Report warns of 'pet leasing' contracts

ASPCA says business built on 'deception, cruelty'

Junko Kimura/Getty Images

Animal lovers are calling attention to a scheme being used by some pet stores, according to a "CBS This Morning" report.

Customers said they believed they were taking out loans to finance and own high-priced pets. Instead, they claim they were duped into signing lease agreements, that cost them thousands of dollars.

A Connecticut woman said she thought she was taking out a $3,000 loan to buy two dogs at a pet store in 2015. Courtney Peterman signed a contract, made her first payment of $185 and took the dog home.

Eighteen months later, Peterman expected the loan to be paid off, but she called the bank and was told she still had nearly 20 payments to go.

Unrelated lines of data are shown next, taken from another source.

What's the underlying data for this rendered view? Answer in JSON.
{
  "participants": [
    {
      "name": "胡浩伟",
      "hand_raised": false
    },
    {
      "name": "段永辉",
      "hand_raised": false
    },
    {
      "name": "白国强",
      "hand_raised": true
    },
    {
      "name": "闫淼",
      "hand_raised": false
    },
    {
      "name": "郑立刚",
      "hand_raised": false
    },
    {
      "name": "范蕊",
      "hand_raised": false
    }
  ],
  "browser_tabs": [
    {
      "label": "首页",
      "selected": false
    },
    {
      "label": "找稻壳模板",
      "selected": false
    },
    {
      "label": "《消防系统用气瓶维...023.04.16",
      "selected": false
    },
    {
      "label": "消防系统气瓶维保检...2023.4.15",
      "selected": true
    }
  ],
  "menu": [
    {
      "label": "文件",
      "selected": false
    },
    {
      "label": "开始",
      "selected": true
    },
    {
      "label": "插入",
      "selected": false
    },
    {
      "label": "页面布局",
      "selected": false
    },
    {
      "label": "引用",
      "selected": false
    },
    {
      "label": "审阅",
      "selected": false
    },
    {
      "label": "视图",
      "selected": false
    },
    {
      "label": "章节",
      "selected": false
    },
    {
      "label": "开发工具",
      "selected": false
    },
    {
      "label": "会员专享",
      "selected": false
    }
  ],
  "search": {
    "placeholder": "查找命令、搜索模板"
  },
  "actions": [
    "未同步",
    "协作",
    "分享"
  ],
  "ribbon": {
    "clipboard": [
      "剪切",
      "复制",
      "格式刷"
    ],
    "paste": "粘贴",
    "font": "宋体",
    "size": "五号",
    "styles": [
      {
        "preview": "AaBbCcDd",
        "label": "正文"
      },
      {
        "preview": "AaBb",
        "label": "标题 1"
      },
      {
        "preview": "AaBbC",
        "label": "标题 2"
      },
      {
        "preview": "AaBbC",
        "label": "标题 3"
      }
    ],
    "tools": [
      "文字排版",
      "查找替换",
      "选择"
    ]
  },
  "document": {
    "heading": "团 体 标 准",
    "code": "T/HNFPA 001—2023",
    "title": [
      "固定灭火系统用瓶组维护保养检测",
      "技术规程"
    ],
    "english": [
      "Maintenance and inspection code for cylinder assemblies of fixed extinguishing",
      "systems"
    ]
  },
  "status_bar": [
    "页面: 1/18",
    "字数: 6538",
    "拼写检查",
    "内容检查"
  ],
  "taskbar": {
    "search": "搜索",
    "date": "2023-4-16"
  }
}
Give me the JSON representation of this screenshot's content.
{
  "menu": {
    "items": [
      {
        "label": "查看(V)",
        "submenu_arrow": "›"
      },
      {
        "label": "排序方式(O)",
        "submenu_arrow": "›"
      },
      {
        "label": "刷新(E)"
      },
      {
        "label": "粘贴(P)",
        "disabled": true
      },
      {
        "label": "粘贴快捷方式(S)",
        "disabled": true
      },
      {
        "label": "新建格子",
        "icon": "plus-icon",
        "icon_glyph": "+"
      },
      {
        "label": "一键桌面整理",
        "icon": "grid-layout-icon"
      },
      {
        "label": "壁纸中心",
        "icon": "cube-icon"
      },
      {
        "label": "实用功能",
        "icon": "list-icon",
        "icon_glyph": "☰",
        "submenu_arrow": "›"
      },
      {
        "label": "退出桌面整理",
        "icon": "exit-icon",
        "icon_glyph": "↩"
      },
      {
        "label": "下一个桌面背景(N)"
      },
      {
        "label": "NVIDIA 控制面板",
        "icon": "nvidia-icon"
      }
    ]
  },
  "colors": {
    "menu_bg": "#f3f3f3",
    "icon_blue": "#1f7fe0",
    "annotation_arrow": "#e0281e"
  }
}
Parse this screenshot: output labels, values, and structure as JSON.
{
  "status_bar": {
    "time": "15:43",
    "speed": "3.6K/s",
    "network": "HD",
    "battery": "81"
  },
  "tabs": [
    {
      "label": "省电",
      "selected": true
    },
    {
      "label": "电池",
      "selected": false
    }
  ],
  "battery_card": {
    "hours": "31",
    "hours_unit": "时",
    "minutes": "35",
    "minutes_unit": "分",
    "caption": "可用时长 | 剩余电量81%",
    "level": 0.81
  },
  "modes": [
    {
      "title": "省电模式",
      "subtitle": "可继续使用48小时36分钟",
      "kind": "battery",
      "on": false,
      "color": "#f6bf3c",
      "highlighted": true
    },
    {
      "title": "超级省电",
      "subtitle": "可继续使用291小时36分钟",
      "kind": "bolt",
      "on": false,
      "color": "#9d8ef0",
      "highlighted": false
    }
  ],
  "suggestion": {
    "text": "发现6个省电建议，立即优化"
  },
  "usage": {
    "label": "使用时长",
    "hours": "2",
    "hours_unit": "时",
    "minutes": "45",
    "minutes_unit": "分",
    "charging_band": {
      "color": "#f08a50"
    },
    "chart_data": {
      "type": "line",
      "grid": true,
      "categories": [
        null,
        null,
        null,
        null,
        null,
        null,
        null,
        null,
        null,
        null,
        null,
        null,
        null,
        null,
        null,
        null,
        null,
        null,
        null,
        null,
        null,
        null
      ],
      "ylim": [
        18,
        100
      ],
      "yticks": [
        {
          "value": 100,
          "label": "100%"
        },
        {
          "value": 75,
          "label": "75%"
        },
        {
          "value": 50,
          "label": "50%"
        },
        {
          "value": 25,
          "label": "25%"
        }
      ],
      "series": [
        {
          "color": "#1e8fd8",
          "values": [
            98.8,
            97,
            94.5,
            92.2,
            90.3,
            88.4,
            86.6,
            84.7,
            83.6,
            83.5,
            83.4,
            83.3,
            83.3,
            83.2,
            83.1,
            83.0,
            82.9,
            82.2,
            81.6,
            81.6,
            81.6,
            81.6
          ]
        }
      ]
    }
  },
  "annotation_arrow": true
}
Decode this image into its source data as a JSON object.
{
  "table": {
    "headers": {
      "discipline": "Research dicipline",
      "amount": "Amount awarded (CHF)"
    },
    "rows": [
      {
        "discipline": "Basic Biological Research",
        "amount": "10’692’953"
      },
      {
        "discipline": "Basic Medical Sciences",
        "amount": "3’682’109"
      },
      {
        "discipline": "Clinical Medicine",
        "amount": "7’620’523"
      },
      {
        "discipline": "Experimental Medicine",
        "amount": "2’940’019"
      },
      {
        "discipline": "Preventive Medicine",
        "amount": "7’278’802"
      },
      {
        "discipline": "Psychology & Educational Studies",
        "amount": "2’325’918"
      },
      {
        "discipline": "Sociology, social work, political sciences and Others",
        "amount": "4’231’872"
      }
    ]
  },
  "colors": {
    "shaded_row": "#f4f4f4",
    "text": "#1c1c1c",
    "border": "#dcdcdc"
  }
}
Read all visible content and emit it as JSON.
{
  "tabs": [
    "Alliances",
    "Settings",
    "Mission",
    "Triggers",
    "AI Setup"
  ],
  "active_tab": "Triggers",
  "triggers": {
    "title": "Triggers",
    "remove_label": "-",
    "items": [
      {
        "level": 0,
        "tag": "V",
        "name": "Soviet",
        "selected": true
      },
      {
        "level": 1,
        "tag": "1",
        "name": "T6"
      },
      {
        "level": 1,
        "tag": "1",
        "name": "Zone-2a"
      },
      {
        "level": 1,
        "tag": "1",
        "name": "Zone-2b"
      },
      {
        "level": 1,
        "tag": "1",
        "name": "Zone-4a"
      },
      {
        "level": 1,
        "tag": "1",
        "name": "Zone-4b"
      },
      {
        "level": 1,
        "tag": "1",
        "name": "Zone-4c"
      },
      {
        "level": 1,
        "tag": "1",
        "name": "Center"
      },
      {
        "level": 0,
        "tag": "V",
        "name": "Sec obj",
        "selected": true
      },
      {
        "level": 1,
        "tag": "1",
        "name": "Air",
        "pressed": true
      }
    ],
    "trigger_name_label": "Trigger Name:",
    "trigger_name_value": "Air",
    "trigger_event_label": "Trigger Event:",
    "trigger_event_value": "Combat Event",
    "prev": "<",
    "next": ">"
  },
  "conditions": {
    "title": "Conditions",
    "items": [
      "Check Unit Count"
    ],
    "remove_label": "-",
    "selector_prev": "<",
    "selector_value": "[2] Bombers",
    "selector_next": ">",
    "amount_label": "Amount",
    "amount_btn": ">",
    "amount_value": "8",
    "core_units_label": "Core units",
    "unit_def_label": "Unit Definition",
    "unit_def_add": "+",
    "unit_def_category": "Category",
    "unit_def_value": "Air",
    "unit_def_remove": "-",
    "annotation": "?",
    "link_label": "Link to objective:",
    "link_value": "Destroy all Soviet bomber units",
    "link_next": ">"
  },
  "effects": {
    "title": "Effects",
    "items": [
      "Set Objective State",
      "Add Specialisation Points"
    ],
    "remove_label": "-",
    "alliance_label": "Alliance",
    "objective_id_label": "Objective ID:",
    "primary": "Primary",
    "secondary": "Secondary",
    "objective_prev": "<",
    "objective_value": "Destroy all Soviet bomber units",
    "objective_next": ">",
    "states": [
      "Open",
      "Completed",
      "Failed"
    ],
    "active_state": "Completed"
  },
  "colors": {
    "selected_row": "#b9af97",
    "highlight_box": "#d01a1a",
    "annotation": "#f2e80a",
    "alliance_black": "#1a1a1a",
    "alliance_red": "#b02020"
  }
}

Peterman eventually filed a complaint with the Better Business Bureau and was able to get out of her lease, but not until she paid nearly $5,600 to own her dogs.

A spokesperson for the American Society for the Prevention of Cruelty to Animals said she believes pet stores are purposely dangling low monthly payments to customers in exchange for questionable leases.

"This is simply a business that's built on deception and cruelty," said Jennie Lintz, of the ASPCA.

The Federal Trade Commission told "CBS This Morning" that the first question customers need to ask is, "Is this a lease?"

Officials at the FTC said "pet leasing" has been on the agency's radar for about three years. While it's not illegal, officials said pet stores can be held responsible. They recommend consumers read these contracts carefully.

Last year, California and Nevada banned pet leasing. This year, New York is expected to become the third state to ban the practice.

You can see the full report here.

 

Distributed by LAKANA. This material may not be published, broadcast, rewritten or redistributed.